When we started this trip in September, Greta had three main goals: Yellowstone, barbecue, and the Smithsonian. So our five days around DC were overwhelmingly biased towards museums. I spent a reasonable amount of time in DC in the 80s and 90s, and I knew that with winter closing in I couldn’t do a comprehensive survey of what was now going on in this big city, so I just went with the flow. However, I did manage to trick Greta into walking around Georgetown and Northwest on our way to and from museums.
I probably hadn’t been in Georgetown in 30 years, and staying there with our friends Bob and Susan provided a good excuse for wandering the neighborhood, and back and forth to the Dupont Circle Metro stop.
As has become the norm in older cities on this trip, the experience of architectural quality, neighborhood walkability and overall urbanity was remarkable. It was also strange realizing that this is a neighborhood of the rich and powerful, and probably many of the houses we passed were occupied by people of whom we had heard. (Bob did point out the black SUV in front of John Kerry’s house, which meant that he was home.) I was totally enamored of the area, until one evening I decided to run out to pick up a couple of beers before dinner. Two miles later, nothing. Georgetown is a place where real estate values and rents are so high that normal businesses have been squeezed out by high-end clothing retailers and home design stores. You can’t run down to the corner to meet any need of day-to-day life, so you probably just send your staffers out to run errands in the black SUV.
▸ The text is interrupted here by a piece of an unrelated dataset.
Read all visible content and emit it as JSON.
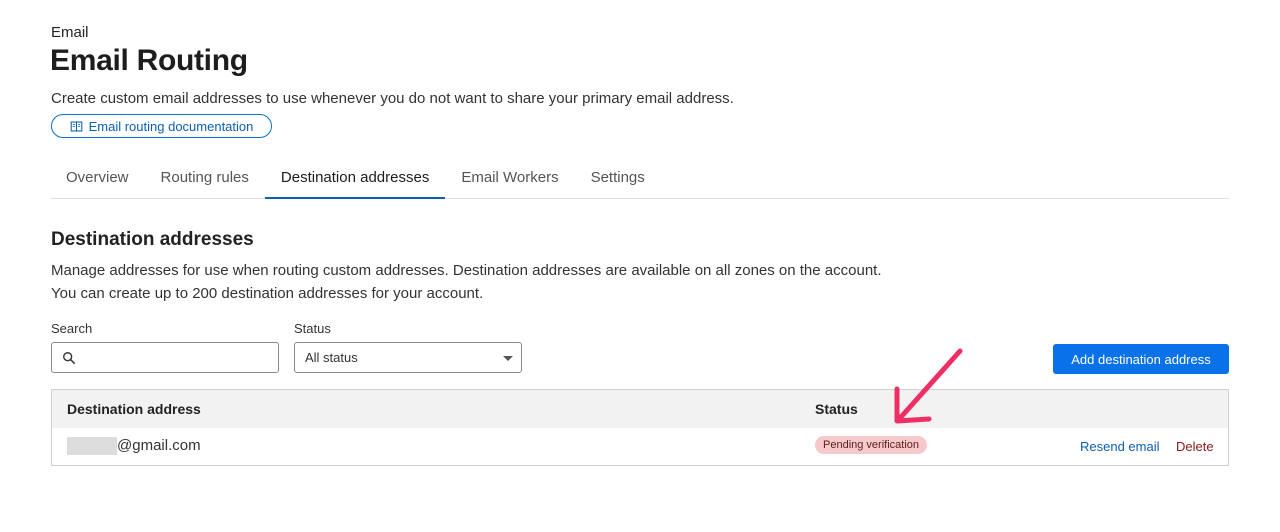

Downtown DC has never been known for its quality of modern buildings – too much respectful timelessness, height limits, classical obsessions, conservative tendencies, etc. But even with that low a bar, this building is a standout.
We spent most of a day at the Air and Space Museum, which is memorable for one of the most legible partis in a museum.
and also for meeting my main criterion for a great museum: have lots of real stuff. Not an interpretive center, not solely didactic, not creating a programmed visitor experience. Have cool stuff that can’t be seen anywhere else, and all the other considerations are secondary. The Air and Space may be the best example of this – Greta was constantly amazed that these were the real objects.
The American History Museum was much better than I remembered; I think the new approaches to exhibit design of recent decades have been spectacular. We checked off some iconic pieces, such as the Star Spangled Banner, the display of which unfortunately shows some of the same grandiosity and obsessive fetishism of objects which ruined the experience of Mt. Rushmore and the Liberty Bell. We also caught the greatest of the slightly-nutty representations of a founding father as a Roman republican:
The partially-reconstructed display of an 18th century house from Ipswich is superb, detailing not just the technology of the building, but tracing its social history through the different households that occupied it for 200 years.
The ability of the installations to show the social, economic, technological and political context of the objects was really sophisticated. The section on transportation clearly demonstrated the interactions between the changing transportation systems and the economy, making connections that I’d never fully understood (such as why the textile industry was able to shift to the south when it did). And strangely enough, the section on post-war car culture focussed on Sandy Boulevard in Portland, with this tableau of cruising through Hollywood.
I started the Natural History museum with Greta, but my willingness to look at taxidermy animals is much lower than hers, especially when some of the greatest paintings in the world are across the street. So I ditched her for the afternoon and went to the National Gallery. Back in the 80s and mid-90s I’d always enjoyed business trips to DC, as I could spend the day in meetings and then run out to late hours at the art museums. So an afternoon at the National Gallery was similar to my day at the MFA – a chance to revisit familiar and beloved works, plus notice a few things that were either newly displayed or had escaped my notice.
Highlights included one room full of large portraits by three of my favorite painters -Whistler, Eakins and Sargent – and being able to look back and forth amongst them rapidly, thinking about how different their approaches were. The Italian Renaissance collection is the best in the country, how can such familiar works just knock you out every time you see them? One new favorite is this piece by Jacopo Bassano, which seems to be Maritime Mannerism; to the impossible poses, proportions and colors of Mannerism, we can add the unlikely stability and balance of figures leaping around on tiny boats.
And what can you say to a room with four Vermeers? One of the Vermeers in the permenant collection was on loan to the MFA, but they had thankfully replaced it with a loaner from the Rijksmuseum.
Seeing them reminded me of the time that there was the big Vermeer retrospective in 1995, and the one weekend I was able to see it, Newt Gingrich shut down the Federal government and that was it. There are many reasons to loathe what has happened to the Republican Party in the past 20 years, but that one tops my personal list.
The galleries of the East Building are being remodeled, and an extra floor added on one of the corners, but the atrium remains open. It is still one of Pei’s best buildings, perhaps as it avoids the usual gypsum board abstract detailing. In this case, the Washington penchant for marble and grandiosity does pay off.
It was wonderful seeing these amazing museums, but we had far too little time, skipping about a dozen other museums I wanted to visit. When I was planning this trip, I realized we really needed two years to do it right, and that was very evident in Washington.